Chiles responded that he respected his pitcher for saying that. â€œDo what you have to do,â€ he answered pleasantly, but, it would turn out, falsely. Years later, another person at that meeting, who Matlack wouldnâ€™t name, told Jon that Chiles went on a rampage as soon as his star pitcher exited.
â€œIâ€™ll get that SOB,â€ Chiles raged. And, in Matlackâ€™s estimation, he did. Thereâ€™s a history of player reps getting traded by management that reacted punitively to their legitimate efforts on behalf of the players.
In retrospect, Matlack believes his demotion to the bullpen the following year may have been punishment. But the worst was to come. In Boston, Matlack pitched very well for 5 1/3 innings. He expected rest, but two days later pitching coach Jackie Brown told him that, with starter Rick Honeycutt hurt, Jon was going to start against the Twins. With Texas ahead 2-0, Matlack was shocked that no one had come to the mound asking how he felt. Finally, Brownie came out after seven innings.
â€œI donâ€™t care if they fire me,â€ said the coach angrily. â€œIâ€™m taking you out.â€
Player memories are notoriously fickle. Thereâ€™s no doubt about the outing against Minnesota, which occurred on September 8, 1982, three days after a Matlack threw 2 2/3 innings against the White Sox (wrong Sox). Thereâ€™s also no doubt that by the end of 1982, Jon Matlack was hurting.

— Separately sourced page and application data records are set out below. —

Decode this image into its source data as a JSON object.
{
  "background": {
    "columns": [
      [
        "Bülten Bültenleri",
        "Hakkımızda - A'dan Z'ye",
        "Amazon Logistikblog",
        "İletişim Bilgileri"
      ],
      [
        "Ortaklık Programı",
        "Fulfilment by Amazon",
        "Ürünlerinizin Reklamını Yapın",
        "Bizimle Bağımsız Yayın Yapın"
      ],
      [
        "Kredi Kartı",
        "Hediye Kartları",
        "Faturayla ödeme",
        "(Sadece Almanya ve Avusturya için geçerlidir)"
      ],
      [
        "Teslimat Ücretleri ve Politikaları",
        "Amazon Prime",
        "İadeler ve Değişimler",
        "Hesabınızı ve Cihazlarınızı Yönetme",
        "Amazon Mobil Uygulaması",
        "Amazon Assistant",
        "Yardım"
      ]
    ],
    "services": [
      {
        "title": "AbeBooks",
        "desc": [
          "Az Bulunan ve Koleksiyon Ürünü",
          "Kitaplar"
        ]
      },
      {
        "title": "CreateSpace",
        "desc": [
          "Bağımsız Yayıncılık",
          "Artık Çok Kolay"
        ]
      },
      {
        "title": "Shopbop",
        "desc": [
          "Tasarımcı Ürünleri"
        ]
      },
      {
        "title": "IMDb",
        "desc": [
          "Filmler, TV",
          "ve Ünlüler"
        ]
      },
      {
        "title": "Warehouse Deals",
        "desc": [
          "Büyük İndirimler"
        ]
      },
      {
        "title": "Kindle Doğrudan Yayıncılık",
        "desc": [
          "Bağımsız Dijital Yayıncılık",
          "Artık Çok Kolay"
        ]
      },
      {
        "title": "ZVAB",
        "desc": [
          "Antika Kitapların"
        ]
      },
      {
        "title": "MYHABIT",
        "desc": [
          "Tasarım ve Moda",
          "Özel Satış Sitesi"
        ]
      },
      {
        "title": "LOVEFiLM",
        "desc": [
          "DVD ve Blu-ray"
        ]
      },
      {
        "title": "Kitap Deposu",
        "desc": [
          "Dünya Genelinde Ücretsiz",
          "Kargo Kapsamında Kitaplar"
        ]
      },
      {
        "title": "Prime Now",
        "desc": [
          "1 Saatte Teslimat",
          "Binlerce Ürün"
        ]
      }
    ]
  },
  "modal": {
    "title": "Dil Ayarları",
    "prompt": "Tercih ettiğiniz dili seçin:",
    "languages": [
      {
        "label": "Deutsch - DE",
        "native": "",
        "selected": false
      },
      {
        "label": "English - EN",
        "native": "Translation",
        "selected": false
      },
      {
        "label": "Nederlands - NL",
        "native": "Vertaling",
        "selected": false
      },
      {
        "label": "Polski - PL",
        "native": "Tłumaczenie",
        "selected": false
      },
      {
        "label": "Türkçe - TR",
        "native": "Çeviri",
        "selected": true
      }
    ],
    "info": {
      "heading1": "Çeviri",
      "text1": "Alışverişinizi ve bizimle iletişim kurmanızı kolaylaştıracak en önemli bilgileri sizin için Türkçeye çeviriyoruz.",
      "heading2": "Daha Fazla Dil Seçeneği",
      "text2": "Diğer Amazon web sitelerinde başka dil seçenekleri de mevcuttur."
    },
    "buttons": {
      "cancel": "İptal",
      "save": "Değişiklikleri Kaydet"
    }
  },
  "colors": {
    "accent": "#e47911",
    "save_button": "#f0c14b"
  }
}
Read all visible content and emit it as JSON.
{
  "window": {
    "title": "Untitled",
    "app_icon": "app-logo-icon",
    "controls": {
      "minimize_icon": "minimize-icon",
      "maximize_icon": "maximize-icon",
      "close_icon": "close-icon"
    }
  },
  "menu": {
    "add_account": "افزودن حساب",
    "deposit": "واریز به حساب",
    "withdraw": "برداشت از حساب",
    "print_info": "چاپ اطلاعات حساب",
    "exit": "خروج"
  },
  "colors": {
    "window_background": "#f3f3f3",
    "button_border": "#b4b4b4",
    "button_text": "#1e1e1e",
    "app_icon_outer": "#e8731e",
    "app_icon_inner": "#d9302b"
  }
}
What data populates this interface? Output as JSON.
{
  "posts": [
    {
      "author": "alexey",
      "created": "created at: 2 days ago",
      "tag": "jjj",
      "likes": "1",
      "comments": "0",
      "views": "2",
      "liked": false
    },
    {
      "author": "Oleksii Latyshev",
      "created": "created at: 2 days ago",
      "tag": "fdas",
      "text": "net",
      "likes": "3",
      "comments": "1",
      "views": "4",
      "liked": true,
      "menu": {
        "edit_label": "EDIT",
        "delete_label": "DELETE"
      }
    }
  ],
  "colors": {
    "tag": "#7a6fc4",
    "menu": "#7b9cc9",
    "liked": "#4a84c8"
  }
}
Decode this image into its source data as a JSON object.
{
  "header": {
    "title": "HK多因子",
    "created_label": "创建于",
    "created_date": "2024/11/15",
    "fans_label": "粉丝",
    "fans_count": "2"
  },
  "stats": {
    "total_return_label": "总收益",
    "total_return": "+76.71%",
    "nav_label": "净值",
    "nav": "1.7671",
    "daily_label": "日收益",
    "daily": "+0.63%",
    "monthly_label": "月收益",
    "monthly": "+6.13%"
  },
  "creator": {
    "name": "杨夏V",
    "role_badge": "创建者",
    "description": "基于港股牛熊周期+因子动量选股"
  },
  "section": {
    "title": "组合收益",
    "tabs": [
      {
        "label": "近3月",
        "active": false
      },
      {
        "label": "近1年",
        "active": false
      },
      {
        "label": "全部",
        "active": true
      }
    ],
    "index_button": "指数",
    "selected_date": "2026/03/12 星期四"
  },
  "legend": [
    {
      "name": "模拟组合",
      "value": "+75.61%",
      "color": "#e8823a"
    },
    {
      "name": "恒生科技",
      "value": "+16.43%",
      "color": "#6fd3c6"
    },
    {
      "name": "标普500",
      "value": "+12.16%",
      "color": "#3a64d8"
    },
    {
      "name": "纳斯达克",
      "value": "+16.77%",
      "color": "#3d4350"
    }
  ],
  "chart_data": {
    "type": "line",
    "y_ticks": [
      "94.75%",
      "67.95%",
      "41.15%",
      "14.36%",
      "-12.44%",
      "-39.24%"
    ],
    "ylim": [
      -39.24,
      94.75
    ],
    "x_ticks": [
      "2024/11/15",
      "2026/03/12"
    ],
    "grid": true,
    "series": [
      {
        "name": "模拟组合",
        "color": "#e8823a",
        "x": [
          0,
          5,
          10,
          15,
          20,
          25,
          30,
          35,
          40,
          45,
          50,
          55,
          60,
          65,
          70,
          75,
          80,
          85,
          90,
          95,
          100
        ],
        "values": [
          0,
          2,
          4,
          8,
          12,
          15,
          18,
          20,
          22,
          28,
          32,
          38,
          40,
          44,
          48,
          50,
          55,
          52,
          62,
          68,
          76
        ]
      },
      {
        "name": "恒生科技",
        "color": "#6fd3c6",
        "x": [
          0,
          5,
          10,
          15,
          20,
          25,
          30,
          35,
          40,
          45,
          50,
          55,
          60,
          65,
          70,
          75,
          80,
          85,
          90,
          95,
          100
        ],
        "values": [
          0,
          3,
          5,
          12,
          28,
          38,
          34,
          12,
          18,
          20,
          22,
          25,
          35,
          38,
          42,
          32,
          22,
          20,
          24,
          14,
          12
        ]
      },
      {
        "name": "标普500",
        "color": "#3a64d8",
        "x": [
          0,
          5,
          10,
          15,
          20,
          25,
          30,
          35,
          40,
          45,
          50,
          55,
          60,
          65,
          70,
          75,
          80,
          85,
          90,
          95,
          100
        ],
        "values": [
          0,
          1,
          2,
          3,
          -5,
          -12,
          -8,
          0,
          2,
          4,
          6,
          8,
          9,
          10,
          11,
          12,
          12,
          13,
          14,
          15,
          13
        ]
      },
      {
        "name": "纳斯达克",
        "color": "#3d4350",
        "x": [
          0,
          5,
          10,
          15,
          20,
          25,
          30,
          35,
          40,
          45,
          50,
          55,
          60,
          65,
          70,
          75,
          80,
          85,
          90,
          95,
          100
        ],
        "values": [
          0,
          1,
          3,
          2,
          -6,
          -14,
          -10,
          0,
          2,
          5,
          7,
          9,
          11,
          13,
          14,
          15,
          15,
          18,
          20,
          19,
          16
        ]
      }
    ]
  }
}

After a dismal 1983 season plagued by injury, followed by a Halloween release, Matlack looked to latch on to another team, any franchise that would be willing to give it a go. He was only 33 and, though he still had two years left on his Rangers contract, wouldâ€™ve been happy to sign for the minimum salary. Chilesâ€™ vindictiveness scotched that, as the Rangers leaked, and exaggerated, Matlackâ€™s health problems. That was the end of the road.
Looking back on the evolution of baseball into the economic force it is today, Matlack pondered how his labor work had affected the game. Â As roving pitching instructor for the Tigers, he was chagrined that todayâ€™s players expect to be promoted after only one year in the minors. These days, getting to the big leagues is like â€œwinning the lottery,â€ the result of Marvin Millerâ€™s efforts. The major leaguers of today need to appreciate the struggles of the past and it should be â€œmandatory to read Marvinâ€™s book.â€
Over time, the general public views baseball history as the province of its superstars, the Hall of Famers. We know better. We know how important it is to remember the hard work of players like Jon Matlack, who not only achieved excellence on the field, but also threw themselves into the mix, fighting for their rights as workers, sometimes at great sacrifice to their own careers.
Born in Brooklyn, Jeff Katz now writes about music, baseball and whatever else heâ€™s obsessing on from his new home base in Cooperstown, New York. His story about Sandy Koufax was included in the anthology Play It Again, and his latest book, The Kansas City Aâ€™s & The Wrong Half of the Yankees was published in 2007. Jeffâ€™s â€œwhat ifâ€ history of rock and roll, Maybe Baby (or, You Know That It Would Be Untrue), has garnered worldwide readership, with a new story posted on backbeat Fridays (the 2nd and 4th of every month).